> Task goal
Whatever appears in the entries must be given again exactly.

Element data from apps and pages
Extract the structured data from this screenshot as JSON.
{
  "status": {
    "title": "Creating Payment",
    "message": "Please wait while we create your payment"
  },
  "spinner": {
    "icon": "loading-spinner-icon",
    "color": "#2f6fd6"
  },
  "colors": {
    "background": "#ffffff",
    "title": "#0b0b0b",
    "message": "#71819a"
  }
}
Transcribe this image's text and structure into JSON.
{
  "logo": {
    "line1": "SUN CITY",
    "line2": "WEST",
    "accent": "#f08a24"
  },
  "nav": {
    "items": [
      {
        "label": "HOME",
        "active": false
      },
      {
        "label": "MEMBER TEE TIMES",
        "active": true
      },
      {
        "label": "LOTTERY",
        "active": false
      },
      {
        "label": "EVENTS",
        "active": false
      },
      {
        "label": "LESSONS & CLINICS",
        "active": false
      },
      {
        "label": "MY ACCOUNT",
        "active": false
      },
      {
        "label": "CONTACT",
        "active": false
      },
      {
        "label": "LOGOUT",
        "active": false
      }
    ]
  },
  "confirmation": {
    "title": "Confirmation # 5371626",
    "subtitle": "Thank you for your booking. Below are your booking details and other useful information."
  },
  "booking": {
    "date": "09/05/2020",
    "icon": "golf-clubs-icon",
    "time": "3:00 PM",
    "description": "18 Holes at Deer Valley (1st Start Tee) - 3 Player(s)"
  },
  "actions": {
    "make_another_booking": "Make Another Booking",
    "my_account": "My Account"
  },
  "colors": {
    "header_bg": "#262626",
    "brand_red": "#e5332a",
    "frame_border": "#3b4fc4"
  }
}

> Finished exercise
Extract the structured data from this screenshot as JSON.
{
  "status": {
    "title": "Creating Payment",
    "message": "Please wait while we create your payment"
  },
  "spinner": {
    "icon": "loading-spinner-icon",
    "color": "#2f6fd6"
  },
  "colors": {
    "background": "#ffffff",
    "title": "#0b0b0b",
    "message": "#71819a"
  }
}
Transcribe this image's text and structure into JSON.
{
  "logo": {
    "line1": "SUN CITY",
    "line2": "WEST",
    "accent": "#f08a24"
  },
  "nav": {
    "items": [
      {
        "label": "HOME",
        "active": false
      },
      {
        "label": "MEMBER TEE TIMES",
        "active": true
      },
      {
        "label": "LOTTERY",
        "active": false
      },
      {
        "label": "EVENTS",
        "active": false
      },
      {
        "label": "LESSONS & CLINICS",
        "active": false
      },
      {
        "label": "MY ACCOUNT",
        "active": false
      },
      {
        "label": "CONTACT",
        "active": false
      },
      {
        "label": "LOGOUT",
        "active": false
      }
    ]
  },
  "confirmation": {
    "title": "Confirmation # 5371626",
    "subtitle": "Thank you for your booking. Below are your booking details and other useful information."
  },
  "booking": {
    "date": "09/05/2020",
    "icon": "golf-clubs-icon",
    "time": "3:00 PM",
    "description": "18 Holes at Deer Valley (1st Start Tee) - 3 Player(s)"
  },
  "actions": {
    "make_another_booking": "Make Another Booking",
    "my_account": "My Account"
  },
  "colors": {
    "header_bg": "#262626",
    "brand_red": "#e5332a",
    "frame_border": "#3b4fc4"
  }
}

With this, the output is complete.